§ **DATASET CONTENT**:

-- Opening Marker --

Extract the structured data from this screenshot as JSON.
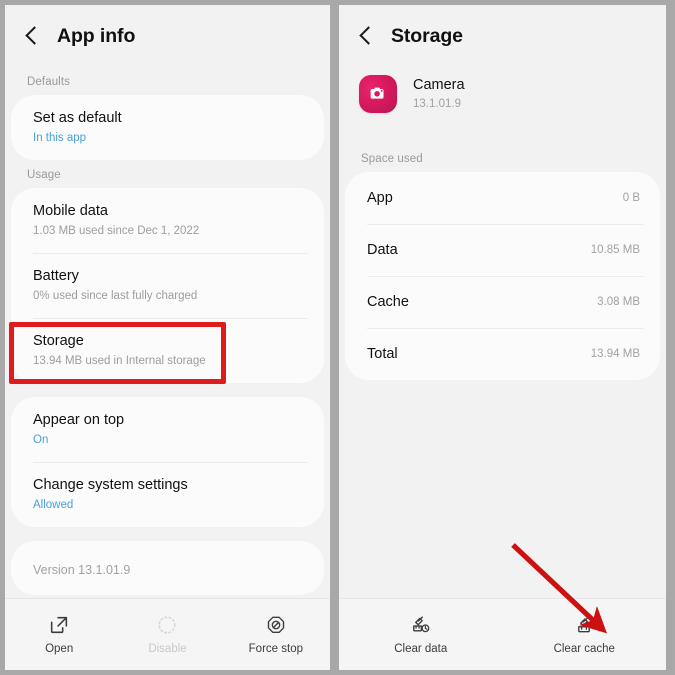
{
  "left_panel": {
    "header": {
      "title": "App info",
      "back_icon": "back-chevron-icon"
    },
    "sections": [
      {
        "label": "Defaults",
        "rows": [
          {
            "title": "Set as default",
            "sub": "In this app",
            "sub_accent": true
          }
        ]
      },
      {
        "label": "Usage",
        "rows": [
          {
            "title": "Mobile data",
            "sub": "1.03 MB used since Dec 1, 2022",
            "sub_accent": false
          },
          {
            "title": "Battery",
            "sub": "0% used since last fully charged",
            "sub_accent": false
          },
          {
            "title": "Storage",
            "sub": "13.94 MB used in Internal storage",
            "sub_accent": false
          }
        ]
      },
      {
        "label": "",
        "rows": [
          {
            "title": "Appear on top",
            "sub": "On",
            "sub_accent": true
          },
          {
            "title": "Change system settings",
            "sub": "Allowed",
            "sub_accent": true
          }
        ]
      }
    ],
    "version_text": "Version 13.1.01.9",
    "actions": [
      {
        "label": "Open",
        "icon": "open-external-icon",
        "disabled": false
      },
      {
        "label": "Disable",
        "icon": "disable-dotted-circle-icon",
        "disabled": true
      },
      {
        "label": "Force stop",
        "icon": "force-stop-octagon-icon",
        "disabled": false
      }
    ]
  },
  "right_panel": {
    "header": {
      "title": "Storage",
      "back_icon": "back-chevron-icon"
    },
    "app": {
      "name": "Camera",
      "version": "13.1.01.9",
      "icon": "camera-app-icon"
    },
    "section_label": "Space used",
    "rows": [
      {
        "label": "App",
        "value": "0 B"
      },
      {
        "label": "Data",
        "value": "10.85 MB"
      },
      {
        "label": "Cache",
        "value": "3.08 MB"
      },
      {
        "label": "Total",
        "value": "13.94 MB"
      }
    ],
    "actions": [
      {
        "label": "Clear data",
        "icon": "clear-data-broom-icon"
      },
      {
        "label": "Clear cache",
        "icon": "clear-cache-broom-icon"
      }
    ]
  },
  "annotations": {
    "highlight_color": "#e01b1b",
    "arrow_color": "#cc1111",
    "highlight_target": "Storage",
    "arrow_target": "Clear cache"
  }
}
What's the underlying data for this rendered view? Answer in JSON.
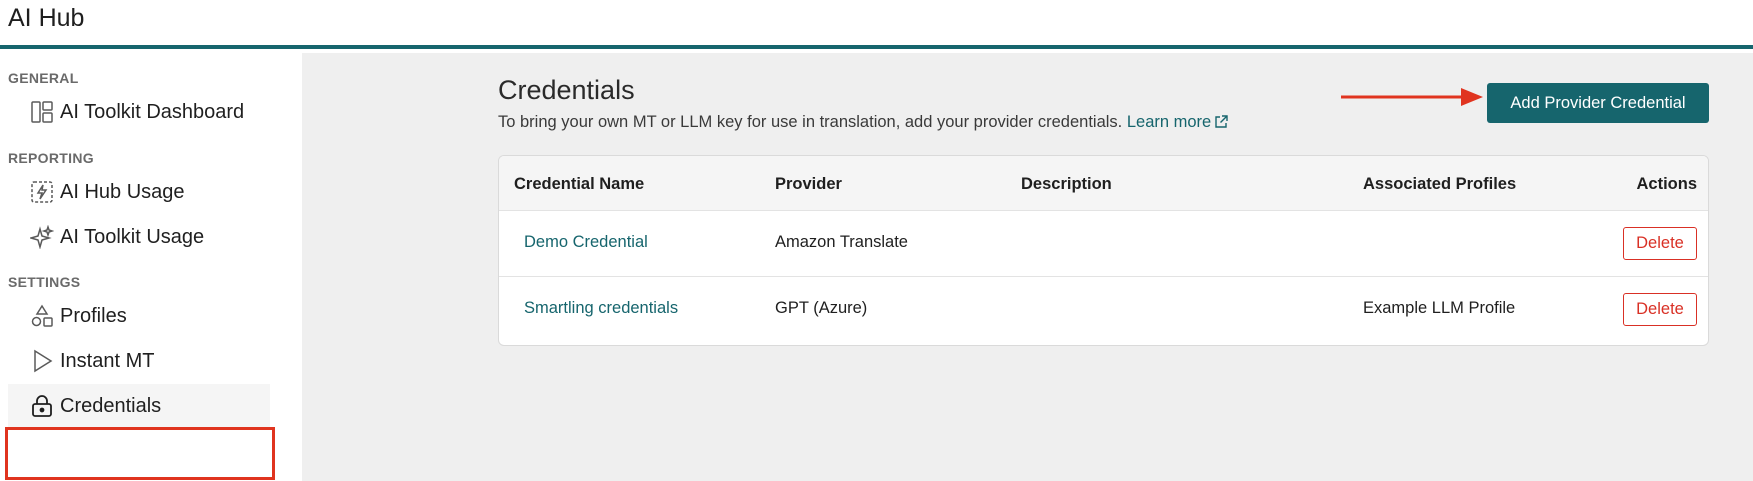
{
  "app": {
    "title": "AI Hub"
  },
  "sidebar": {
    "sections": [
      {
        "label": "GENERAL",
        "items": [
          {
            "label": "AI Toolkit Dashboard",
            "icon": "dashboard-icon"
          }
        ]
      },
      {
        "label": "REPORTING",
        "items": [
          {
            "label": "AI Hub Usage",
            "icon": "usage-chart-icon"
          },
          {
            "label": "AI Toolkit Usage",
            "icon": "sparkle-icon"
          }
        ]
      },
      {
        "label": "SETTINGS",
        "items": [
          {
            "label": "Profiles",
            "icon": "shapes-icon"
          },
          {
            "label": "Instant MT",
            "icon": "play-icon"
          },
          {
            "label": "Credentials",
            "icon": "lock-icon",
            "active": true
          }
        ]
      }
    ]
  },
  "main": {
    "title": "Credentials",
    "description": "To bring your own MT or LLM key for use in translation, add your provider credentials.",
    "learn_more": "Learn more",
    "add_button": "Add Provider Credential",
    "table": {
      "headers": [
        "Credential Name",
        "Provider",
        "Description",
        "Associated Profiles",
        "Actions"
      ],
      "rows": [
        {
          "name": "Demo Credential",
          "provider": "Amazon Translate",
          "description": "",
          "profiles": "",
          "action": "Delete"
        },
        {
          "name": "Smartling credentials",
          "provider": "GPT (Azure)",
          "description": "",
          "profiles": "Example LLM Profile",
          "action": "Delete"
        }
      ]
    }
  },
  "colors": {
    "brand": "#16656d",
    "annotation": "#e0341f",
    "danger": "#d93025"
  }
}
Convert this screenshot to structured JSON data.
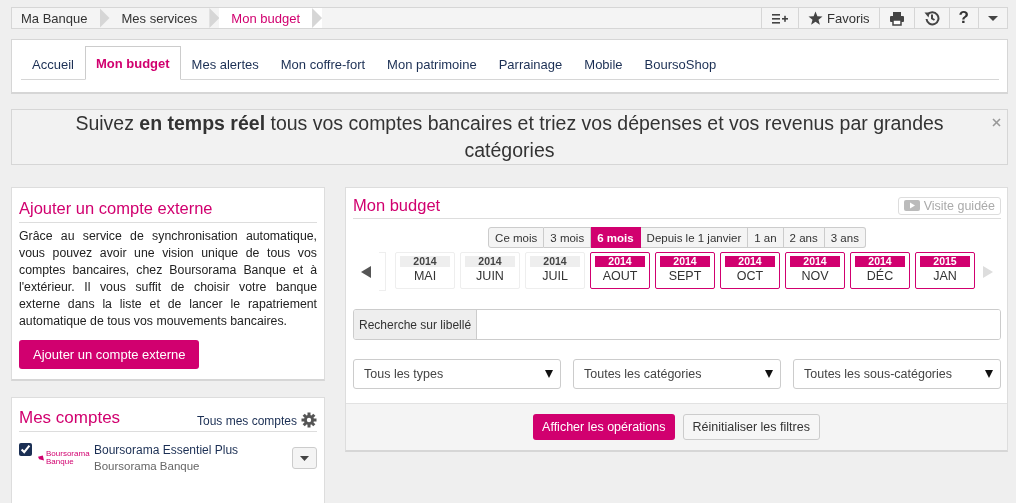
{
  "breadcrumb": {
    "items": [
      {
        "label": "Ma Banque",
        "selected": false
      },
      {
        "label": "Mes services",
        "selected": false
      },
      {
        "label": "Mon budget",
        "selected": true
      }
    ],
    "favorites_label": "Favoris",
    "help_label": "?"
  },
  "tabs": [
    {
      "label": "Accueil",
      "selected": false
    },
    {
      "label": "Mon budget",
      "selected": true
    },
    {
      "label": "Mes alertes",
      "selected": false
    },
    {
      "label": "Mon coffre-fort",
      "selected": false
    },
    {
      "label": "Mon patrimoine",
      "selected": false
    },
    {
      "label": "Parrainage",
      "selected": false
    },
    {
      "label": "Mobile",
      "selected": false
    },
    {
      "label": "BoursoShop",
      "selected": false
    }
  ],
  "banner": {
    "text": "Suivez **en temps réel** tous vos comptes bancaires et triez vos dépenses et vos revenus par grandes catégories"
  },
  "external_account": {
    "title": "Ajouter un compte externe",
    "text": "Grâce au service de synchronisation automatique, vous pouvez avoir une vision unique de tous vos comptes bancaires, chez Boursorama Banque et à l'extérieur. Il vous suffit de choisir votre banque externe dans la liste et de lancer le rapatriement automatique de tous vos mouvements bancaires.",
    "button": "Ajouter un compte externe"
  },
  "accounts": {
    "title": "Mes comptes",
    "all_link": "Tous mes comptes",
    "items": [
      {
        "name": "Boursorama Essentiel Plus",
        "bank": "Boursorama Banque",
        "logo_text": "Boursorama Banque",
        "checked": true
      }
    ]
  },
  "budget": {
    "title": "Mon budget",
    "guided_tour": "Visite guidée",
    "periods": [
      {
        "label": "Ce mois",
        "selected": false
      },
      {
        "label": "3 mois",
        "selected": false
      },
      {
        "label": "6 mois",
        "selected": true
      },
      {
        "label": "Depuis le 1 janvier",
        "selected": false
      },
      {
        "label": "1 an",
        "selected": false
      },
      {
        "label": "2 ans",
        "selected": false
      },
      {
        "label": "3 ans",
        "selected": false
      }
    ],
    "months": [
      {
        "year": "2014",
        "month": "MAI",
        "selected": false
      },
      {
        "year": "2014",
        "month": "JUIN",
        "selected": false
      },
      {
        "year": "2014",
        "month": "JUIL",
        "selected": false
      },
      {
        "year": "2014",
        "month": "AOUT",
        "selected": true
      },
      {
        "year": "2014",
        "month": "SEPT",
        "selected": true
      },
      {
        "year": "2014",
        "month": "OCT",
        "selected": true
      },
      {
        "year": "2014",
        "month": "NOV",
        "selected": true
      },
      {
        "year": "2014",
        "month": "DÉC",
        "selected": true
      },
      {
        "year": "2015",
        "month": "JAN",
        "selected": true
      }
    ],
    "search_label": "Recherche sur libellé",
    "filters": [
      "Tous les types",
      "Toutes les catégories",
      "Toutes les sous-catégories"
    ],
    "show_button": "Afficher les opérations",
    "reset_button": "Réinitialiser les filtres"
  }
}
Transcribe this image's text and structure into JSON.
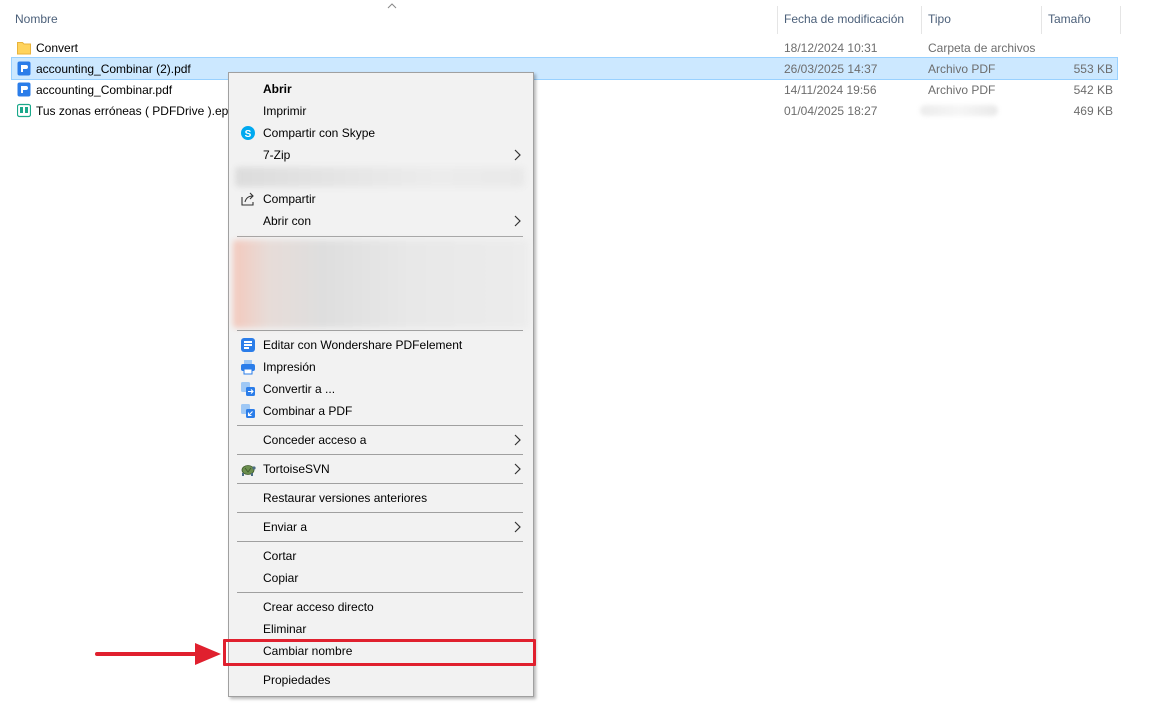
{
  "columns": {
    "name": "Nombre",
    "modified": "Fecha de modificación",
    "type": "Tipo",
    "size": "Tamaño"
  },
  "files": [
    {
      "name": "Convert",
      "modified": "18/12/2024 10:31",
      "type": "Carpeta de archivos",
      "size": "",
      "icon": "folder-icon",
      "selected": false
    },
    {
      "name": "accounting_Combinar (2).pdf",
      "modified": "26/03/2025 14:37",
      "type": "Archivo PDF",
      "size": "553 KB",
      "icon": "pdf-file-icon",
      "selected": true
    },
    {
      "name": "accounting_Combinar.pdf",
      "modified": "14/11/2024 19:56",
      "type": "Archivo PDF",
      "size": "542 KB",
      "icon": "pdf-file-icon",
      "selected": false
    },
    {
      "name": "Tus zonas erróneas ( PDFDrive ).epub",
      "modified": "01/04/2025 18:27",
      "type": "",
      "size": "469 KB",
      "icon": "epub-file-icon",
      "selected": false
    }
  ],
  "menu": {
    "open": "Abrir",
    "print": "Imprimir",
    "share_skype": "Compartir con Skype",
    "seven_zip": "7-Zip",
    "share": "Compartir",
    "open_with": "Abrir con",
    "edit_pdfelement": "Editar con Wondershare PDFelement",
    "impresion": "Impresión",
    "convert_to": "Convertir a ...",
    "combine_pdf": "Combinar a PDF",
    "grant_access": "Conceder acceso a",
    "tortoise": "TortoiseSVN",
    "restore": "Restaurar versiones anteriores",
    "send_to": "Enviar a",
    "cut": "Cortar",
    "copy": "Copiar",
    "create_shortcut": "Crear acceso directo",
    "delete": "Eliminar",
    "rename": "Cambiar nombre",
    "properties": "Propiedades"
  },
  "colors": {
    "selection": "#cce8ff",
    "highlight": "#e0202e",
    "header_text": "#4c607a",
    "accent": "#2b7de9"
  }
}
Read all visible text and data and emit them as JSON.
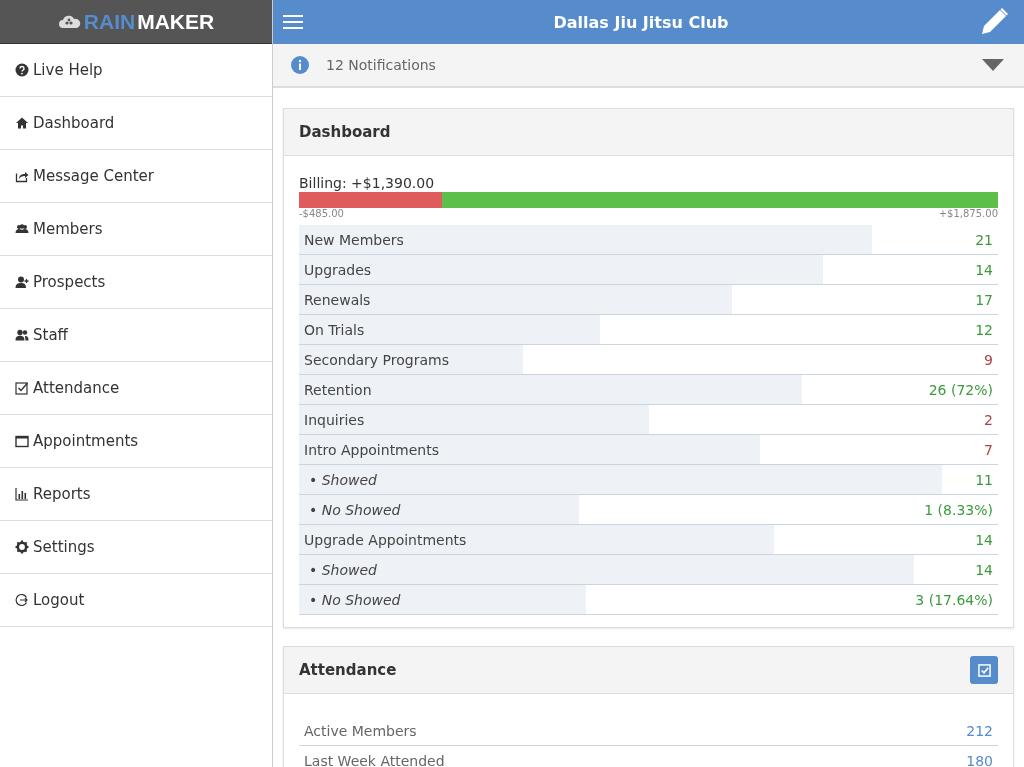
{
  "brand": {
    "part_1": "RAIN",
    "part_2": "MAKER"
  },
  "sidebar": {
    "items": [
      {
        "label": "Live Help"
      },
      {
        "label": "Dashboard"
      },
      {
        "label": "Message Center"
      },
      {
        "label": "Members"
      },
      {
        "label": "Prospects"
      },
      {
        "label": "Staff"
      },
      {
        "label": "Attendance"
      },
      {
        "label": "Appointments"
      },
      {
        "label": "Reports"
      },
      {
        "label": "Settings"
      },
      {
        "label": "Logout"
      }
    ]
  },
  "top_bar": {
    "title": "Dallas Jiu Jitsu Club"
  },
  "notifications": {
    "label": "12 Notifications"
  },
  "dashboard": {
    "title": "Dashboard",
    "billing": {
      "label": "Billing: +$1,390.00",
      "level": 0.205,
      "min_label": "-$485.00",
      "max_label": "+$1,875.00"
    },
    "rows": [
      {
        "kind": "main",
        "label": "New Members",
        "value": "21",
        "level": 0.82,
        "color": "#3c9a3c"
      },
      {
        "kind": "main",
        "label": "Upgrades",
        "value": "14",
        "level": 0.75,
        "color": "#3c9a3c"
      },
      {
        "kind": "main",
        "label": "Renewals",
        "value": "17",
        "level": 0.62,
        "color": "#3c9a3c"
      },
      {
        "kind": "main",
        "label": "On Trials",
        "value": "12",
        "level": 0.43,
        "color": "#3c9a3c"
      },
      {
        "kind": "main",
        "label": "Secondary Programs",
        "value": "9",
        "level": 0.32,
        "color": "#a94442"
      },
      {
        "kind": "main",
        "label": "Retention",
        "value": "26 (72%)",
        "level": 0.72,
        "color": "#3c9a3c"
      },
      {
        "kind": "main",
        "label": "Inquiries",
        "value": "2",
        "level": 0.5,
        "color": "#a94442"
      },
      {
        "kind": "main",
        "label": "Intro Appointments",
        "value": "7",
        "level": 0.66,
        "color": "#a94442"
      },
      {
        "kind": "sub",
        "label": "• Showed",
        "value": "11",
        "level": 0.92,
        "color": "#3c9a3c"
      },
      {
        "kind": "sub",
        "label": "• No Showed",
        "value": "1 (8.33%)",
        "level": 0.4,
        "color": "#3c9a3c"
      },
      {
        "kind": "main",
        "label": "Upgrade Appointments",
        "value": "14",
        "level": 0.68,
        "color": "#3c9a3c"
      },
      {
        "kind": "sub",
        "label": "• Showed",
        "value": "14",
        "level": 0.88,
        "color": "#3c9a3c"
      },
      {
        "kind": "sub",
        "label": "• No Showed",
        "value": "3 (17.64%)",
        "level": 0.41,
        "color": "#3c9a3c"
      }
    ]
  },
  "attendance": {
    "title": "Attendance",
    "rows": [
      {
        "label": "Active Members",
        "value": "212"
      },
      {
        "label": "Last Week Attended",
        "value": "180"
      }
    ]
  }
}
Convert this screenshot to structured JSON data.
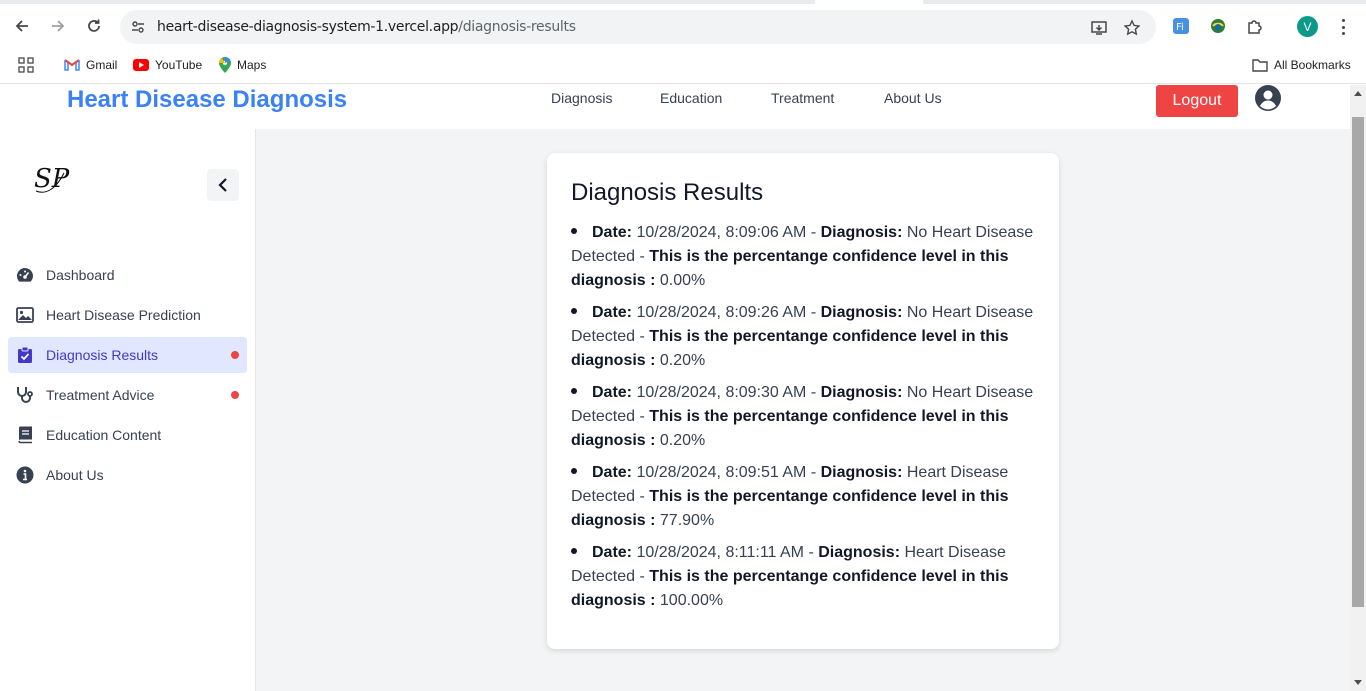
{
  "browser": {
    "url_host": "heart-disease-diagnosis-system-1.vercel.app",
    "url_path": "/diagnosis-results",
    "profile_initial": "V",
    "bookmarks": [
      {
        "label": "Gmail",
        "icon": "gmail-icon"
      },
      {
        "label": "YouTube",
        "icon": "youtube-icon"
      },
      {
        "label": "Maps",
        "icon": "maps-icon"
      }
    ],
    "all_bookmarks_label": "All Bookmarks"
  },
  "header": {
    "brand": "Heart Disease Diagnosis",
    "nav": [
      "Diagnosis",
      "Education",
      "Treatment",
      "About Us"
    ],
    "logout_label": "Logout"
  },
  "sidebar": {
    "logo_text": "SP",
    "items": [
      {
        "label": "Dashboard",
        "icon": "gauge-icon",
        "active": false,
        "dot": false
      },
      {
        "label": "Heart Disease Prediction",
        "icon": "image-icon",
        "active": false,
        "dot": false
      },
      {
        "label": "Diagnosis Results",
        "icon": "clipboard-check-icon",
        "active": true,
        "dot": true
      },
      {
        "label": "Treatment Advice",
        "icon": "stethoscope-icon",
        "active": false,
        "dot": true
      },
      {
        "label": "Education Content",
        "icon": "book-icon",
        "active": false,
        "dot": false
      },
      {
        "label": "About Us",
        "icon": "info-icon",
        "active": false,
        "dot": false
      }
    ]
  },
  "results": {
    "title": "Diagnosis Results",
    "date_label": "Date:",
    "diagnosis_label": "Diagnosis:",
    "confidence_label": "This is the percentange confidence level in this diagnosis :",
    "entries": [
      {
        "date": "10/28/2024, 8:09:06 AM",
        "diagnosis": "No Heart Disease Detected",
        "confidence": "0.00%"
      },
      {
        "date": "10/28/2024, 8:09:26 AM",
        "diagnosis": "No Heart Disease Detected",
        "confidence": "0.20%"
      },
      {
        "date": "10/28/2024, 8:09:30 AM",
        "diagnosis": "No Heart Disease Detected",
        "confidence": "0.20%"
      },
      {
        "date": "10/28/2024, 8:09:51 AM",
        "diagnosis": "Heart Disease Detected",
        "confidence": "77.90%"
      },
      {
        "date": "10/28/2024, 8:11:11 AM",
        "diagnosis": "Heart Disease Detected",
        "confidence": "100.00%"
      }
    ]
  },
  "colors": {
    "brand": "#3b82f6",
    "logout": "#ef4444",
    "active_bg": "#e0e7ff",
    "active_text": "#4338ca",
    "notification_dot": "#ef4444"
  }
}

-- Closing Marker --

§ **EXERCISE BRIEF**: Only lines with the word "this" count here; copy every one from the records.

§ **RESPONSE AREA**:
Extract the structured data from this screenshot as JSON.
            "sub": "In this app",
What's the underlying data for this rendered view? Answer in JSON.
Convert this screenshot to structured JSON data.
Transcribe this image's text and structure into JSON.
Convert this screenshot to structured JSON data.
    "confidence_label": "This is the percentange confidence level in this diagnosis :",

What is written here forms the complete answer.